> Description of the task: The whole listing below should be duplicated exactly, with nothing left out.

> Materials provided:
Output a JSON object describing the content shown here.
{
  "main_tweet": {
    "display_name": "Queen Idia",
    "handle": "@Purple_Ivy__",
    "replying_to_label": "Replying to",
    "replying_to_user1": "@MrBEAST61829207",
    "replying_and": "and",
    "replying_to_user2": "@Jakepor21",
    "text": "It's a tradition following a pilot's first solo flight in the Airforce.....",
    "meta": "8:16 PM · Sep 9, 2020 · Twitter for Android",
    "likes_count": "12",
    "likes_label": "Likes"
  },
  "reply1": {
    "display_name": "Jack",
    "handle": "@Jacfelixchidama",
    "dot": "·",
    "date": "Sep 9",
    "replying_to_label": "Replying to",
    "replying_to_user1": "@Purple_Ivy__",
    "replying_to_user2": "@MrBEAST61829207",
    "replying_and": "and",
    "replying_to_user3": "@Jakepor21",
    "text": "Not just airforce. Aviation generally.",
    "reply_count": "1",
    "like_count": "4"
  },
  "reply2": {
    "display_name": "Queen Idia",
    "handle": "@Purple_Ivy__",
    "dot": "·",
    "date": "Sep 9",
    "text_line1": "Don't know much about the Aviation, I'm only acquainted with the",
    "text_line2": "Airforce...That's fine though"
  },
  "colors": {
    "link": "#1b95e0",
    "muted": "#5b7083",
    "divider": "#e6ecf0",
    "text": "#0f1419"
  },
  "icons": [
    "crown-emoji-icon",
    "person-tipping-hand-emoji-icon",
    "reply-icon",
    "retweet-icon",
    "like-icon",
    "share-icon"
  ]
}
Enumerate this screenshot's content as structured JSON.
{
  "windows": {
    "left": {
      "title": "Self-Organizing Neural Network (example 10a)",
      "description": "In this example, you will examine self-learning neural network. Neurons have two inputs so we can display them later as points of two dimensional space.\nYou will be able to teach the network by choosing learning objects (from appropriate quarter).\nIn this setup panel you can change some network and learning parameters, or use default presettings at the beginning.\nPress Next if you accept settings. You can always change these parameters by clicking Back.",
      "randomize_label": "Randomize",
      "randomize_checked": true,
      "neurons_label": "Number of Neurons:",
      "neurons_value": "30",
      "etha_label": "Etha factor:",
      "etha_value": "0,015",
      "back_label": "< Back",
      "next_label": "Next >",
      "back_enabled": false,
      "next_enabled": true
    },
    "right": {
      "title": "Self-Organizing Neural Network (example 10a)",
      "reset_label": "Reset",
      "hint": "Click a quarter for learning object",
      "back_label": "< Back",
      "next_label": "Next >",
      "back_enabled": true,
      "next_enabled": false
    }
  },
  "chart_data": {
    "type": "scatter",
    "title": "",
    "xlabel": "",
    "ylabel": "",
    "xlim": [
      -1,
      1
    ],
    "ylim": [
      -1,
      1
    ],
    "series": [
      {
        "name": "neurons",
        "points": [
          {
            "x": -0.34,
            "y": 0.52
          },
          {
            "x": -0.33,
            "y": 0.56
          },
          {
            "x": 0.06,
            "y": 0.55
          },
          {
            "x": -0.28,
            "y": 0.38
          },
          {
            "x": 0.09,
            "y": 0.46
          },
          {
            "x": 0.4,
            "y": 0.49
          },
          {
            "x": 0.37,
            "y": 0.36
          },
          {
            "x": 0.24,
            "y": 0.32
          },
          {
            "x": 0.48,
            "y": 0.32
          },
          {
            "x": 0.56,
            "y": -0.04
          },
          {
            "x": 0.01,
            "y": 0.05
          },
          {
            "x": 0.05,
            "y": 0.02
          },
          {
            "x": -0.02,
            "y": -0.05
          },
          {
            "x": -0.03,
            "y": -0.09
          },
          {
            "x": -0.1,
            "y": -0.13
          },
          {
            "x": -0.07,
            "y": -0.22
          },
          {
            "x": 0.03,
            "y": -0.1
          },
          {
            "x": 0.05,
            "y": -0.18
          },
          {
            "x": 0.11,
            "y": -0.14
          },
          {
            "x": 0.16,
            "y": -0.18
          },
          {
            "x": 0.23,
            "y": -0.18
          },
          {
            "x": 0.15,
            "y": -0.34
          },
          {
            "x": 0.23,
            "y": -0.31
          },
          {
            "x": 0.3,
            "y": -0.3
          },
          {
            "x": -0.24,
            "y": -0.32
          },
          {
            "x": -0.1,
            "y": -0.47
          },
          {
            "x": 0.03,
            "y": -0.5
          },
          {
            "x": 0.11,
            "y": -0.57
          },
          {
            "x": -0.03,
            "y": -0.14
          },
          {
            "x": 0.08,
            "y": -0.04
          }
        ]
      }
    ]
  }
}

> Final answer:
Output a JSON object describing the content shown here.
{
  "main_tweet": {
    "display_name": "Queen Idia",
    "handle": "@Purple_Ivy__",
    "replying_to_label": "Replying to",
    "replying_to_user1": "@MrBEAST61829207",
    "replying_and": "and",
    "replying_to_user2": "@Jakepor21",
    "text": "It's a tradition following a pilot's first solo flight in the Airforce.....",
    "meta": "8:16 PM · Sep 9, 2020 · Twitter for Android",
    "likes_count": "12",
    "likes_label": "Likes"
  },
  "reply1": {
    "display_name": "Jack",
    "handle": "@Jacfelixchidama",
    "dot": "·",
    "date": "Sep 9",
    "replying_to_label": "Replying to",
    "replying_to_user1": "@Purple_Ivy__",
    "replying_to_user2": "@MrBEAST61829207",
    "replying_and": "and",
    "replying_to_user3": "@Jakepor21",
    "text": "Not just airforce. Aviation generally.",
    "reply_count": "1",
    "like_count": "4"
  },
  "reply2": {
    "display_name": "Queen Idia",
    "handle": "@Purple_Ivy__",
    "dot": "·",
    "date": "Sep 9",
    "text_line1": "Don't know much about the Aviation, I'm only acquainted with the",
    "text_line2": "Airforce...That's fine though"
  },
  "colors": {
    "link": "#1b95e0",
    "muted": "#5b7083",
    "divider": "#e6ecf0",
    "text": "#0f1419"
  },
  "icons": [
    "crown-emoji-icon",
    "person-tipping-hand-emoji-icon",
    "reply-icon",
    "retweet-icon",
    "like-icon",
    "share-icon"
  ]
}
Enumerate this screenshot's content as structured JSON.
{
  "windows": {
    "left": {
      "title": "Self-Organizing Neural Network (example 10a)",
      "description": "In this example, you will examine self-learning neural network. Neurons have two inputs so we can display them later as points of two dimensional space.\nYou will be able to teach the network by choosing learning objects (from appropriate quarter).\nIn this setup panel you can change some network and learning parameters, or use default presettings at the beginning.\nPress Next if you accept settings. You can always change these parameters by clicking Back.",
      "randomize_label": "Randomize",
      "randomize_checked": true,
      "neurons_label": "Number of Neurons:",
      "neurons_value": "30",
      "etha_label": "Etha factor:",
      "etha_value": "0,015",
      "back_label": "< Back",
      "next_label": "Next >",
      "back_enabled": false,
      "next_enabled": true
    },
    "right": {
      "title": "Self-Organizing Neural Network (example 10a)",
      "reset_label": "Reset",
      "hint": "Click a quarter for learning object",
      "back_label": "< Back",
      "next_label": "Next >",
      "back_enabled": true,
      "next_enabled": false
    }
  },
  "chart_data": {
    "type": "scatter",
    "title": "",
    "xlabel": "",
    "ylabel": "",
    "xlim": [
      -1,
      1
    ],
    "ylim": [
      -1,
      1
    ],
    "series": [
      {
        "name": "neurons",
        "points": [
          {
            "x": -0.34,
            "y": 0.52
          },
          {
            "x": -0.33,
            "y": 0.56
          },
          {
            "x": 0.06,
            "y": 0.55
          },
          {
            "x": -0.28,
            "y": 0.38
          },
          {
            "x": 0.09,
            "y": 0.46
          },
          {
            "x": 0.4,
            "y": 0.49
          },
          {
            "x": 0.37,
            "y": 0.36
          },
          {
            "x": 0.24,
            "y": 0.32
          },
          {
            "x": 0.48,
            "y": 0.32
          },
          {
            "x": 0.56,
            "y": -0.04
          },
          {
            "x": 0.01,
            "y": 0.05
          },
          {
            "x": 0.05,
            "y": 0.02
          },
          {
            "x": -0.02,
            "y": -0.05
          },
          {
            "x": -0.03,
            "y": -0.09
          },
          {
            "x": -0.1,
            "y": -0.13
          },
          {
            "x": -0.07,
            "y": -0.22
          },
          {
            "x": 0.03,
            "y": -0.1
          },
          {
            "x": 0.05,
            "y": -0.18
          },
          {
            "x": 0.11,
            "y": -0.14
          },
          {
            "x": 0.16,
            "y": -0.18
          },
          {
            "x": 0.23,
            "y": -0.18
          },
          {
            "x": 0.15,
            "y": -0.34
          },
          {
            "x": 0.23,
            "y": -0.31
          },
          {
            "x": 0.3,
            "y": -0.3
          },
          {
            "x": -0.24,
            "y": -0.32
          },
          {
            "x": -0.1,
            "y": -0.47
          },
          {
            "x": 0.03,
            "y": -0.5
          },
          {
            "x": 0.11,
            "y": -0.57
          },
          {
            "x": -0.03,
            "y": -0.14
          },
          {
            "x": 0.08,
            "y": -0.04
          }
        ]
      }
    ]
  }
}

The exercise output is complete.